### [Data for review]
■ ■ ■ ■ ■ ■ ■

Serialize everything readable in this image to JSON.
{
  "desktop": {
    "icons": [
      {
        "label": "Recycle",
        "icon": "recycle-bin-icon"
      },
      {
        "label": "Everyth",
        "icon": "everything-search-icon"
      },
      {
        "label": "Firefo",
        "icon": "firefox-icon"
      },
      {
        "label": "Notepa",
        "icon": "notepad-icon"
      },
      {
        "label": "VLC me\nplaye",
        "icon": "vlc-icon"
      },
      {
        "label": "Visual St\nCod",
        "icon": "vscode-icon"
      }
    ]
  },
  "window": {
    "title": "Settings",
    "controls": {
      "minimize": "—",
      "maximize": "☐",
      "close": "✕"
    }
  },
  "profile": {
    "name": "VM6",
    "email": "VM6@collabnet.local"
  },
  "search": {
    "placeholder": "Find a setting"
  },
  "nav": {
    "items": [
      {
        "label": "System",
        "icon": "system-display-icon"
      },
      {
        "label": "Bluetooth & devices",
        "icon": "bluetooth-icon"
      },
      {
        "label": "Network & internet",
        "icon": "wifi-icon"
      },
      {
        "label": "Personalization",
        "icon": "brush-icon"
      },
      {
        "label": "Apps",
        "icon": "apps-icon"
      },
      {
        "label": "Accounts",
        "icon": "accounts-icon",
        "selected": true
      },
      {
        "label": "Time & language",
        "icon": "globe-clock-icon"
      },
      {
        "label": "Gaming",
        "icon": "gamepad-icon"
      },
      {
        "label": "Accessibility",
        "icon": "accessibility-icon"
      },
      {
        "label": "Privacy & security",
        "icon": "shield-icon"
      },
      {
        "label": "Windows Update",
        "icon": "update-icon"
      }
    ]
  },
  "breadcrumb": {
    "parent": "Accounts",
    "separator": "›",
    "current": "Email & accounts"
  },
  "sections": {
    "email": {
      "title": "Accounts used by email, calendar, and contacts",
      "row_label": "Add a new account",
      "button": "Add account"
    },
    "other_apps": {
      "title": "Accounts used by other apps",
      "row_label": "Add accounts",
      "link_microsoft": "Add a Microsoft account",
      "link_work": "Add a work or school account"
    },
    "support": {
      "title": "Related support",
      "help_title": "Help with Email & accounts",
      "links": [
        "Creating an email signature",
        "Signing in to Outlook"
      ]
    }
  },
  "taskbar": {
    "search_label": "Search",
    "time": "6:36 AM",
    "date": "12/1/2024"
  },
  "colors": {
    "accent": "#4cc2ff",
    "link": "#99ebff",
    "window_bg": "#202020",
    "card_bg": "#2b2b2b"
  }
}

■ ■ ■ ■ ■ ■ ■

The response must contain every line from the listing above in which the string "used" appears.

### [Result below]
      "title": "Accounts used by email, calendar, and contacts",
      "title": "Accounts used by other apps",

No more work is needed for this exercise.